**Exercise instructions**
Reproduce each line of the material exactly as it reads.

╔══

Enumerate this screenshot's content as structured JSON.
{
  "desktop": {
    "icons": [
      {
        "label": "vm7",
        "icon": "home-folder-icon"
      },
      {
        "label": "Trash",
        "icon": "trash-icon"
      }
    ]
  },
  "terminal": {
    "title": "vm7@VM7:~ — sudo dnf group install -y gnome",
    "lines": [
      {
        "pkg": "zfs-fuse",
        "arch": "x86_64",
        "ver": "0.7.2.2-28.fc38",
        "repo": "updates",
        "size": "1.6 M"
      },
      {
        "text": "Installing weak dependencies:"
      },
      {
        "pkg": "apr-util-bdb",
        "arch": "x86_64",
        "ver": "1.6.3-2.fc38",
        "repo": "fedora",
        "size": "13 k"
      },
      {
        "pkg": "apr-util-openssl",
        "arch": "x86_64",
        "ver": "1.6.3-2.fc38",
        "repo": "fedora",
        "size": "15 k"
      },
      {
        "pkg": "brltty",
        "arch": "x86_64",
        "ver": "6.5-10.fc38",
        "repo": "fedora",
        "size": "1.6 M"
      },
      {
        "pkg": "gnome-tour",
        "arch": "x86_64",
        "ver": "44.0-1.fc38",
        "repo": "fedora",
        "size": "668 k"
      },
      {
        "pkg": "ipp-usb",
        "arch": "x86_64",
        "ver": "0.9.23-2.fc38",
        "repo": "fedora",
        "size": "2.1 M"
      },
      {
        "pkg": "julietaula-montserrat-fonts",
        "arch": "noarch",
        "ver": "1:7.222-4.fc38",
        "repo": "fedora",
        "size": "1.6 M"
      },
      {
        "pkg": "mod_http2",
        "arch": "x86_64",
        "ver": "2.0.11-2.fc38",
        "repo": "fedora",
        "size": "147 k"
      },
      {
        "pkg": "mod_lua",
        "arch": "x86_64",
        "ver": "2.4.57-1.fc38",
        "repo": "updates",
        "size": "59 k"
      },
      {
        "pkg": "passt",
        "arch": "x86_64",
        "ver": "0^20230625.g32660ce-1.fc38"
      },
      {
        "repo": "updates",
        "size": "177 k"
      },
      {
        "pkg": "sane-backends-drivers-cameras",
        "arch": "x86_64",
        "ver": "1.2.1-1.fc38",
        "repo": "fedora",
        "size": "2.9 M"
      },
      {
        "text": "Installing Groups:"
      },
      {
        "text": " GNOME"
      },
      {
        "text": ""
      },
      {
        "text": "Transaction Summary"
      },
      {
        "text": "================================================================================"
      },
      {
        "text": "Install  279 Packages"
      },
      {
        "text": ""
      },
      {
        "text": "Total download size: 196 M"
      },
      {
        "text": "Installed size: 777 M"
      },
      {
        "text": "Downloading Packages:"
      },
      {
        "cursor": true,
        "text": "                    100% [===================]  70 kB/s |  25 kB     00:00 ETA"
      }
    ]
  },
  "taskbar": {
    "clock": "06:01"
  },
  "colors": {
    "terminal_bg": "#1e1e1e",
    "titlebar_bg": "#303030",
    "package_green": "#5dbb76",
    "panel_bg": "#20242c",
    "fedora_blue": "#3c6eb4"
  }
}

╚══

**Output of the exercise**
Enumerate this screenshot's content as structured JSON.
{
  "desktop": {
    "icons": [
      {
        "label": "vm7",
        "icon": "home-folder-icon"
      },
      {
        "label": "Trash",
        "icon": "trash-icon"
      }
    ]
  },
  "terminal": {
    "title": "vm7@VM7:~ — sudo dnf group install -y gnome",
    "lines": [
      {
        "pkg": "zfs-fuse",
        "arch": "x86_64",
        "ver": "0.7.2.2-28.fc38",
        "repo": "updates",
        "size": "1.6 M"
      },
      {
        "text": "Installing weak dependencies:"
      },
      {
        "pkg": "apr-util-bdb",
        "arch": "x86_64",
        "ver": "1.6.3-2.fc38",
        "repo": "fedora",
        "size": "13 k"
      },
      {
        "pkg": "apr-util-openssl",
        "arch": "x86_64",
        "ver": "1.6.3-2.fc38",
        "repo": "fedora",
        "size": "15 k"
      },
      {
        "pkg": "brltty",
        "arch": "x86_64",
        "ver": "6.5-10.fc38",
        "repo": "fedora",
        "size": "1.6 M"
      },
      {
        "pkg": "gnome-tour",
        "arch": "x86_64",
        "ver": "44.0-1.fc38",
        "repo": "fedora",
        "size": "668 k"
      },
      {
        "pkg": "ipp-usb",
        "arch": "x86_64",
        "ver": "0.9.23-2.fc38",
        "repo": "fedora",
        "size": "2.1 M"
      },
      {
        "pkg": "julietaula-montserrat-fonts",
        "arch": "noarch",
        "ver": "1:7.222-4.fc38",
        "repo": "fedora",
        "size": "1.6 M"
      },
      {
        "pkg": "mod_http2",
        "arch": "x86_64",
        "ver": "2.0.11-2.fc38",
        "repo": "fedora",
        "size": "147 k"
      },
      {
        "pkg": "mod_lua",
        "arch": "x86_64",
        "ver": "2.4.57-1.fc38",
        "repo": "updates",
        "size": "59 k"
      },
      {
        "pkg": "passt",
        "arch": "x86_64",
        "ver": "0^20230625.g32660ce-1.fc38"
      },
      {
        "repo": "updates",
        "size": "177 k"
      },
      {
        "pkg": "sane-backends-drivers-cameras",
        "arch": "x86_64",
        "ver": "1.2.1-1.fc38",
        "repo": "fedora",
        "size": "2.9 M"
      },
      {
        "text": "Installing Groups:"
      },
      {
        "text": " GNOME"
      },
      {
        "text": ""
      },
      {
        "text": "Transaction Summary"
      },
      {
        "text": "================================================================================"
      },
      {
        "text": "Install  279 Packages"
      },
      {
        "text": ""
      },
      {
        "text": "Total download size: 196 M"
      },
      {
        "text": "Installed size: 777 M"
      },
      {
        "text": "Downloading Packages:"
      },
      {
        "cursor": true,
        "text": "                    100% [===================]  70 kB/s |  25 kB     00:00 ETA"
      }
    ]
  },
  "taskbar": {
    "clock": "06:01"
  },
  "colors": {
    "terminal_bg": "#1e1e1e",
    "titlebar_bg": "#303030",
    "package_green": "#5dbb76",
    "panel_bg": "#20242c",
    "fedora_blue": "#3c6eb4"
  }
}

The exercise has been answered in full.